**Task statement**
If a line of the records holds the word "Käse", copy it out.

--- Task material Enclosed Below ---

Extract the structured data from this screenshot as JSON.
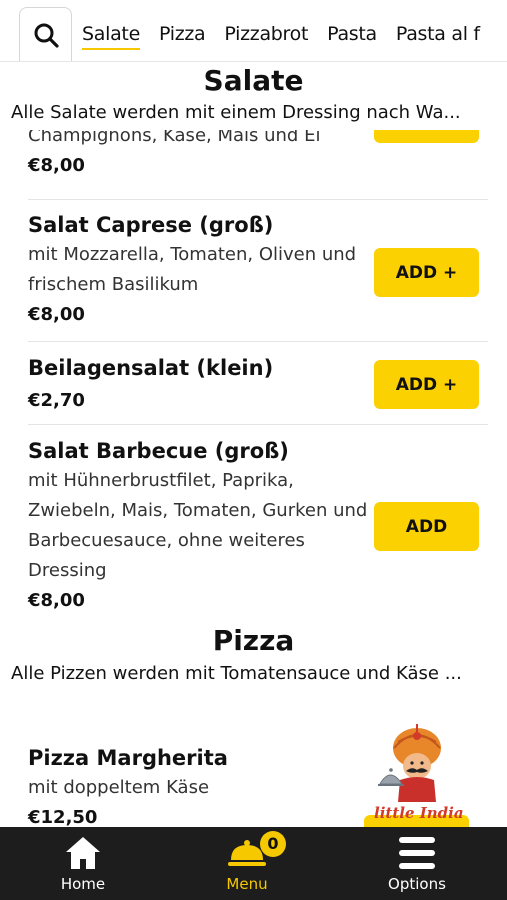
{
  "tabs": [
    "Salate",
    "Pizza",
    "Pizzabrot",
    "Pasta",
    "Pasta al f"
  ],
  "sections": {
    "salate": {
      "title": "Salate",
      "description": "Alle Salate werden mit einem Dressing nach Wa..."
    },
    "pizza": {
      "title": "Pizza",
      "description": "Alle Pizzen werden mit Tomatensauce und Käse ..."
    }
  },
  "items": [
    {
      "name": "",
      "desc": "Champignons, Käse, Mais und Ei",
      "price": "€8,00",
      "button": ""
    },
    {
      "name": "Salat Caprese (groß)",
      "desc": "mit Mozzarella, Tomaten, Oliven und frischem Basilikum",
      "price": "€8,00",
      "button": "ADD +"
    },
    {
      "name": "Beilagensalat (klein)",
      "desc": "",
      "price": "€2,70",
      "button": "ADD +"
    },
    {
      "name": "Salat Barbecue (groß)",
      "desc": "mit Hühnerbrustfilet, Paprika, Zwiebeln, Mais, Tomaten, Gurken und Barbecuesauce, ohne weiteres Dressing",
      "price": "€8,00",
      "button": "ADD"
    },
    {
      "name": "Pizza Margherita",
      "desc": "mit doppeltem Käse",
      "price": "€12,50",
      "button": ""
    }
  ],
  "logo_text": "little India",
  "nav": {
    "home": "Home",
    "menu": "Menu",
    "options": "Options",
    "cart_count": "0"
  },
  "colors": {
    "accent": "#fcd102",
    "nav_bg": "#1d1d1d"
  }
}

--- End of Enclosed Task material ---

**Answer**
      "description": "Alle Pizzen werden mit Tomatensauce und Käse ..."
      "desc": "Champignons, Käse, Mais und Ei",
      "desc": "mit doppeltem Käse",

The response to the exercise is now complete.